» What you are asked to do
Set down the records that follow exactly, every line of them.

Start of Block

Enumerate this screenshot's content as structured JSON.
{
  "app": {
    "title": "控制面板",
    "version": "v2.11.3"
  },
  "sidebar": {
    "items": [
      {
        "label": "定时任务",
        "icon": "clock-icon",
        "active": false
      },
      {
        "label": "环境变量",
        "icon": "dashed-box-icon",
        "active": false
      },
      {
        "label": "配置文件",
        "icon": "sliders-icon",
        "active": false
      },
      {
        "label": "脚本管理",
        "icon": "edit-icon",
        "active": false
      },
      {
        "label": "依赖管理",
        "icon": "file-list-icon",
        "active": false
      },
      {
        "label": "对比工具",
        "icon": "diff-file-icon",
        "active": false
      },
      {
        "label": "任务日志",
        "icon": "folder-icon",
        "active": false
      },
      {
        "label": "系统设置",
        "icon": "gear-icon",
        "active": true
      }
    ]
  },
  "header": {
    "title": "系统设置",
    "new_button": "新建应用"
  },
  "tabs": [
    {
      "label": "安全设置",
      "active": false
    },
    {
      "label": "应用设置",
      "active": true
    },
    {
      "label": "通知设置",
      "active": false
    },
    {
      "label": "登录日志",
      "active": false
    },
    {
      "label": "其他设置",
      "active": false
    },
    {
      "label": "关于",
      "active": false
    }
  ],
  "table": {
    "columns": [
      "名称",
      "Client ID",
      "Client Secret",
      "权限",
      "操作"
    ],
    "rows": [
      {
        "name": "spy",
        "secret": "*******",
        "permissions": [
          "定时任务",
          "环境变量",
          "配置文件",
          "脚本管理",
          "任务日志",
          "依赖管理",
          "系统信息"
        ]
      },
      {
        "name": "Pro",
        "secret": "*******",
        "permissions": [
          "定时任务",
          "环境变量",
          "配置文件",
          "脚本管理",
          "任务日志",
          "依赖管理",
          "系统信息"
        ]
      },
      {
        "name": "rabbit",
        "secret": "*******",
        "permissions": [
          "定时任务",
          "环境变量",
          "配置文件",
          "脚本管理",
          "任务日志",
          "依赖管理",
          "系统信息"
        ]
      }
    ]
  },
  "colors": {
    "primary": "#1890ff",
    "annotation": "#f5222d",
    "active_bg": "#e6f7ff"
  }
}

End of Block

» Written response
Enumerate this screenshot's content as structured JSON.
{
  "app": {
    "title": "控制面板",
    "version": "v2.11.3"
  },
  "sidebar": {
    "items": [
      {
        "label": "定时任务",
        "icon": "clock-icon",
        "active": false
      },
      {
        "label": "环境变量",
        "icon": "dashed-box-icon",
        "active": false
      },
      {
        "label": "配置文件",
        "icon": "sliders-icon",
        "active": false
      },
      {
        "label": "脚本管理",
        "icon": "edit-icon",
        "active": false
      },
      {
        "label": "依赖管理",
        "icon": "file-list-icon",
        "active": false
      },
      {
        "label": "对比工具",
        "icon": "diff-file-icon",
        "active": false
      },
      {
        "label": "任务日志",
        "icon": "folder-icon",
        "active": false
      },
      {
        "label": "系统设置",
        "icon": "gear-icon",
        "active": true
      }
    ]
  },
  "header": {
    "title": "系统设置",
    "new_button": "新建应用"
  },
  "tabs": [
    {
      "label": "安全设置",
      "active": false
    },
    {
      "label": "应用设置",
      "active": true
    },
    {
      "label": "通知设置",
      "active": false
    },
    {
      "label": "登录日志",
      "active": false
    },
    {
      "label": "其他设置",
      "active": false
    },
    {
      "label": "关于",
      "active": false
    }
  ],
  "table": {
    "columns": [
      "名称",
      "Client ID",
      "Client Secret",
      "权限",
      "操作"
    ],
    "rows": [
      {
        "name": "spy",
        "secret": "*******",
        "permissions": [
          "定时任务",
          "环境变量",
          "配置文件",
          "脚本管理",
          "任务日志",
          "依赖管理",
          "系统信息"
        ]
      },
      {
        "name": "Pro",
        "secret": "*******",
        "permissions": [
          "定时任务",
          "环境变量",
          "配置文件",
          "脚本管理",
          "任务日志",
          "依赖管理",
          "系统信息"
        ]
      },
      {
        "name": "rabbit",
        "secret": "*******",
        "permissions": [
          "定时任务",
          "环境变量",
          "配置文件",
          "脚本管理",
          "任务日志",
          "依赖管理",
          "系统信息"
        ]
      }
    ]
  },
  "colors": {
    "primary": "#1890ff",
    "annotation": "#f5222d",
    "active_bg": "#e6f7ff"
  }
}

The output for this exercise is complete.